• [Goal of the exercise] How many lines in the entries below include the word "SslEmptyCacheA"? Respond with the number only.

Data for this exercise START

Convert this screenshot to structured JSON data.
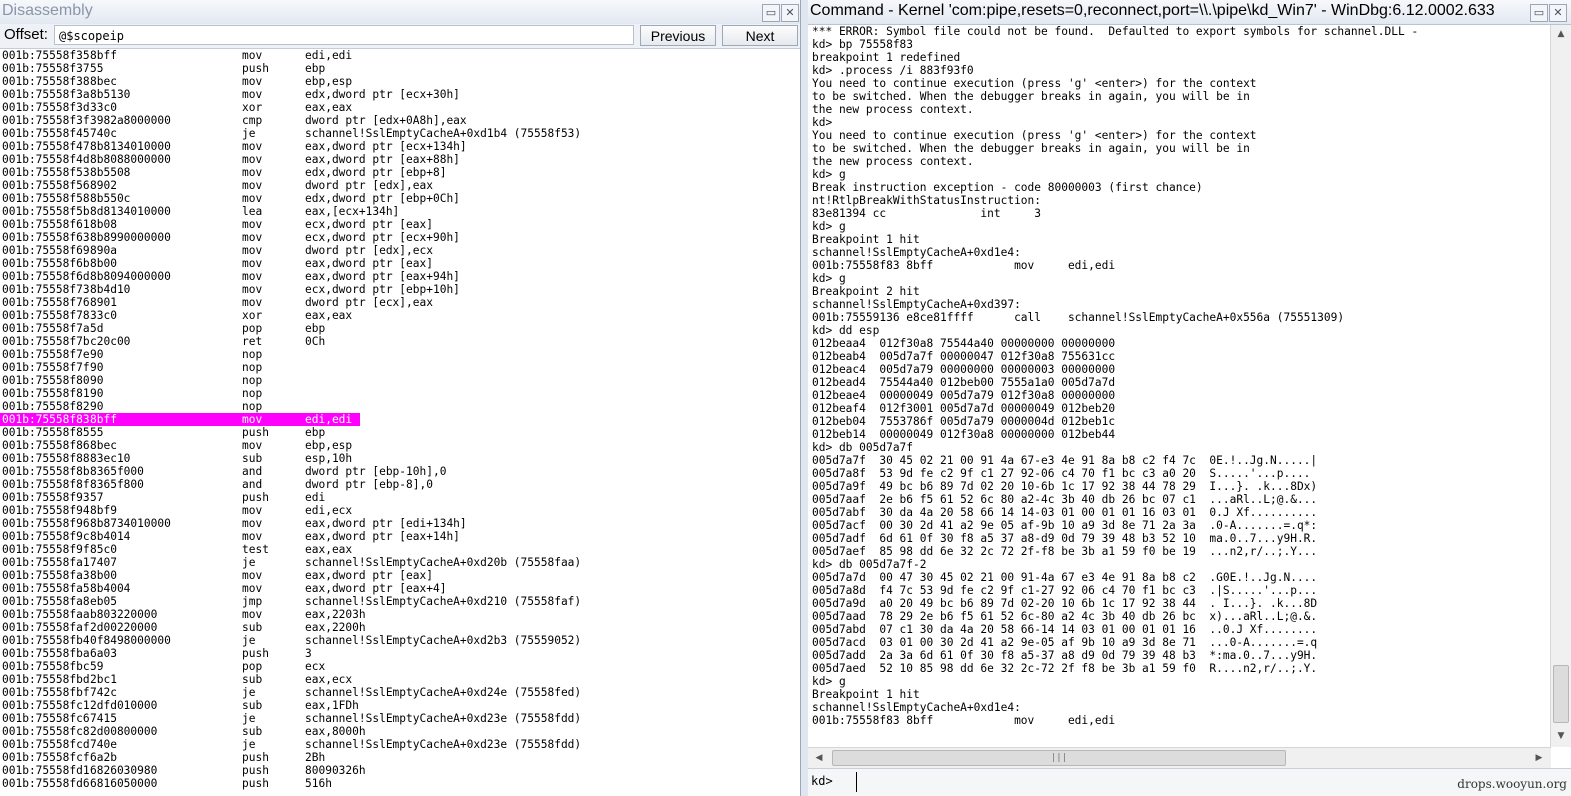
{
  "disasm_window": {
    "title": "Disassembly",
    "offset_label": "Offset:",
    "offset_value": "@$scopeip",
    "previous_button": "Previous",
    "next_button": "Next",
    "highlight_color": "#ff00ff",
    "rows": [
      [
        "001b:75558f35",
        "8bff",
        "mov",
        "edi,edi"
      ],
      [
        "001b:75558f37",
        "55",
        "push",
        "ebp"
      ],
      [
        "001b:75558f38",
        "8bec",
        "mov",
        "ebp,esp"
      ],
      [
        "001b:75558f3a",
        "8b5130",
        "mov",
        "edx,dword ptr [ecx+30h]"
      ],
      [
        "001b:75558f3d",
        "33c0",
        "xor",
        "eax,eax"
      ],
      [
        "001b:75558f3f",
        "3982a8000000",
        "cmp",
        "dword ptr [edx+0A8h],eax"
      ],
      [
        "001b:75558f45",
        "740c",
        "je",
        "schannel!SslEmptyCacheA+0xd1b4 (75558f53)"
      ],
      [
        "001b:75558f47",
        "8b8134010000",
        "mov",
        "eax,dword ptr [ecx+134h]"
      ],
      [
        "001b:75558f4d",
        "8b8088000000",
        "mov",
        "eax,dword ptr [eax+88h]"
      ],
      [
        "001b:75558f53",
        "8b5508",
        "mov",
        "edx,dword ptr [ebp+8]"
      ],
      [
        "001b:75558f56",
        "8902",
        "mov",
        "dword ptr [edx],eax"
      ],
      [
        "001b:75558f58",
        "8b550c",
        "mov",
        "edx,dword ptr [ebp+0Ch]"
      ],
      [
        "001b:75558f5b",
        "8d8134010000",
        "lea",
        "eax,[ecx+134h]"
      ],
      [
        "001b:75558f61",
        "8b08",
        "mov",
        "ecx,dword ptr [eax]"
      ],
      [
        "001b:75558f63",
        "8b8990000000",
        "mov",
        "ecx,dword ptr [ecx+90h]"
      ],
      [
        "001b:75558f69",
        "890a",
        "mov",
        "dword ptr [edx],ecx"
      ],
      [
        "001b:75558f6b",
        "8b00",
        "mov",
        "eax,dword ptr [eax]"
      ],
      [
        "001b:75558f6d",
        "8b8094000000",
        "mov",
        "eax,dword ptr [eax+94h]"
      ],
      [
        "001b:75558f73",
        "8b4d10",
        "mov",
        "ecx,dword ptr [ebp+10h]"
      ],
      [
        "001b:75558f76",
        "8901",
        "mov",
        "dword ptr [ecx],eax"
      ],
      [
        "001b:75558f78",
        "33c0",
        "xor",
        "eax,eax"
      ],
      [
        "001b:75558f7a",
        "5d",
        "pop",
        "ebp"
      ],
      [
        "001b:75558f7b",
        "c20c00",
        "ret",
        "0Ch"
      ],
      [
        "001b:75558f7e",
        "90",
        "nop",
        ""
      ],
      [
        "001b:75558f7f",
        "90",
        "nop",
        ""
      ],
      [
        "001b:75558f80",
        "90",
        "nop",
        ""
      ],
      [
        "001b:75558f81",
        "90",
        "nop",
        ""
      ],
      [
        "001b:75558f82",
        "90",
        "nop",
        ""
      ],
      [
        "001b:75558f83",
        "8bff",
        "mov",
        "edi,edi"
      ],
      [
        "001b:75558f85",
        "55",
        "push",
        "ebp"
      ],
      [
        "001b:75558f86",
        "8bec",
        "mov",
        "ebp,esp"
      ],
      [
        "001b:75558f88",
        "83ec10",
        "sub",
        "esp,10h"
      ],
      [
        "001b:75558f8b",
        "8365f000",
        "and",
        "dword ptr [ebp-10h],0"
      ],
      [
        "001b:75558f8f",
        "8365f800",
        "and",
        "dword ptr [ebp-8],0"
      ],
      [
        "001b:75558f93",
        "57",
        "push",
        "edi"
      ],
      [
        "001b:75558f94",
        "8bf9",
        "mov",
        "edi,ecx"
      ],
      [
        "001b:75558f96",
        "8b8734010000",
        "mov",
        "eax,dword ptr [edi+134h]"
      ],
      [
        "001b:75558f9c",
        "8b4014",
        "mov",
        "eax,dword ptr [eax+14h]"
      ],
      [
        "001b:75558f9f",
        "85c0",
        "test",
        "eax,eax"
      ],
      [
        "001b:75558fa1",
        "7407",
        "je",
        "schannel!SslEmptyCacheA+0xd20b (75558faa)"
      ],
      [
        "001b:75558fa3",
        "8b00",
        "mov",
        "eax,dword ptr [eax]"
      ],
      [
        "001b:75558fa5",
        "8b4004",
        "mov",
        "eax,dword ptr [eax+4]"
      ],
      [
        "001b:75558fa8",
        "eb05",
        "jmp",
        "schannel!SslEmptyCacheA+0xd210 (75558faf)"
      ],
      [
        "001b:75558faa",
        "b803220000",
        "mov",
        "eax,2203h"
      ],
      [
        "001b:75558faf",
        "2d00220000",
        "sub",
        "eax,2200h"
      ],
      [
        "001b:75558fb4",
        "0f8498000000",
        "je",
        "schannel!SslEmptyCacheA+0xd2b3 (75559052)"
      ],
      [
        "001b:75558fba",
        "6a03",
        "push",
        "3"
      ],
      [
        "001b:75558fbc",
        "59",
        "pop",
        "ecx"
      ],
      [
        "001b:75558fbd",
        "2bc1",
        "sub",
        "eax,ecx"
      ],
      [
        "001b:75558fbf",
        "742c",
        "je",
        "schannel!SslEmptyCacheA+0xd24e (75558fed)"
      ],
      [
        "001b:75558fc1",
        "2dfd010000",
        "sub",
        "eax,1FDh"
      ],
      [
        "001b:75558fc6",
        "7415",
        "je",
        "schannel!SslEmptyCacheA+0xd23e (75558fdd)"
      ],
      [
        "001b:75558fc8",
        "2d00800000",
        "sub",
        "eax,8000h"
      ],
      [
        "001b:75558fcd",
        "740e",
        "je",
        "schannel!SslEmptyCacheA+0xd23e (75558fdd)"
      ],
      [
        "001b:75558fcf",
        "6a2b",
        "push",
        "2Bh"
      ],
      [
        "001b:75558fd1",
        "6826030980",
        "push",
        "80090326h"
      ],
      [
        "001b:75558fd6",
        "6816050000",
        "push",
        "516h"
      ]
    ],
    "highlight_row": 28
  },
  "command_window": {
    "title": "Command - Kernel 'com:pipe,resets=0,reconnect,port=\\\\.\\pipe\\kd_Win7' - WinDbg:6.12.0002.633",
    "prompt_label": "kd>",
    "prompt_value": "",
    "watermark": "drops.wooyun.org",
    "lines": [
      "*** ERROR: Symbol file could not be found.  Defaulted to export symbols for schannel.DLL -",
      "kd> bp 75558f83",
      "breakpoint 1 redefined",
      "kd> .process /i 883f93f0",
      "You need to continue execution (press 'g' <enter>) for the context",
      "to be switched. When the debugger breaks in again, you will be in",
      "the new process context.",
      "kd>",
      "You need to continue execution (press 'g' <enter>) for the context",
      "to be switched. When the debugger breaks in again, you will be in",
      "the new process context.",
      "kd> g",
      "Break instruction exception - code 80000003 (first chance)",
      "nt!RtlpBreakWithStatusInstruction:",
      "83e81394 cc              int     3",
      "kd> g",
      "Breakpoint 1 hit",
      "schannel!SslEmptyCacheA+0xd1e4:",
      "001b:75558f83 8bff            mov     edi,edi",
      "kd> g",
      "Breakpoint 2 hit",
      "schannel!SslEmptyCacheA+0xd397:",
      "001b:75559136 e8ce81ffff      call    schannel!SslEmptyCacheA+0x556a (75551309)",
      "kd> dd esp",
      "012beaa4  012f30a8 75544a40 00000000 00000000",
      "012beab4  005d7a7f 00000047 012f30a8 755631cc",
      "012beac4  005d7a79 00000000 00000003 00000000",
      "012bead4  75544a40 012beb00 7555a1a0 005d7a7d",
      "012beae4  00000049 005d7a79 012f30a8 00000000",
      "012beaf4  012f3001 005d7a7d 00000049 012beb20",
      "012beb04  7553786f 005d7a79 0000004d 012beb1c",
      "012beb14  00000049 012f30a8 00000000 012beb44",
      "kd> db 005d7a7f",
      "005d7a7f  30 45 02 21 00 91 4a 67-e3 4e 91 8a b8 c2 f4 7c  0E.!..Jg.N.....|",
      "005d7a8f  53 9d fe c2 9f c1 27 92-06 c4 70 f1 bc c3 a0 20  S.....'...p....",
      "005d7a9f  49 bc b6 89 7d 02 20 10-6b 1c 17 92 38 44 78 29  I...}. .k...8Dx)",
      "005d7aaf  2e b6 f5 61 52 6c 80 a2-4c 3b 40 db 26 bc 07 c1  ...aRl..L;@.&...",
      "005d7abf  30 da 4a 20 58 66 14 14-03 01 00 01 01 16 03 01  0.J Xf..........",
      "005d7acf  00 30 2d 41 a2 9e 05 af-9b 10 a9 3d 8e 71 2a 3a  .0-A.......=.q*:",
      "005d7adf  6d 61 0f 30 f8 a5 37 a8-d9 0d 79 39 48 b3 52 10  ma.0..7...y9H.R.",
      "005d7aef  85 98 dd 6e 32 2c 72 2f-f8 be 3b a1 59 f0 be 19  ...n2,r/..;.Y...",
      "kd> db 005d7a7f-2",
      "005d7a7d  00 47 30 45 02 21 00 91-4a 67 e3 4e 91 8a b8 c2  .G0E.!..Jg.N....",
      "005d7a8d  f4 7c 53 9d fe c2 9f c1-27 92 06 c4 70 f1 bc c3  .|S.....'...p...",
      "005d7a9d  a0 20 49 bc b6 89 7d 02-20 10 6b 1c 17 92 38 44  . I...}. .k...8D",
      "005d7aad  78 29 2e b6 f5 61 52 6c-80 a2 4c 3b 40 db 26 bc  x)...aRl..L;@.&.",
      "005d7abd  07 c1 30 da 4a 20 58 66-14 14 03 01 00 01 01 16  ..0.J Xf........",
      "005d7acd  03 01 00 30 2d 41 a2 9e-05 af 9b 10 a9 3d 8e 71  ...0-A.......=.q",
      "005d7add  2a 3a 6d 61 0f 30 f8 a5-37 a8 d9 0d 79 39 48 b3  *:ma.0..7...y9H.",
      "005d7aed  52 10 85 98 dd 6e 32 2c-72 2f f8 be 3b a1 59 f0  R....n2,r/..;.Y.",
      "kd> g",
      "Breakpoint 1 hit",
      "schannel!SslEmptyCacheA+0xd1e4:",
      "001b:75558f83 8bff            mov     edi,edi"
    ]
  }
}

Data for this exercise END

• [Written response] 11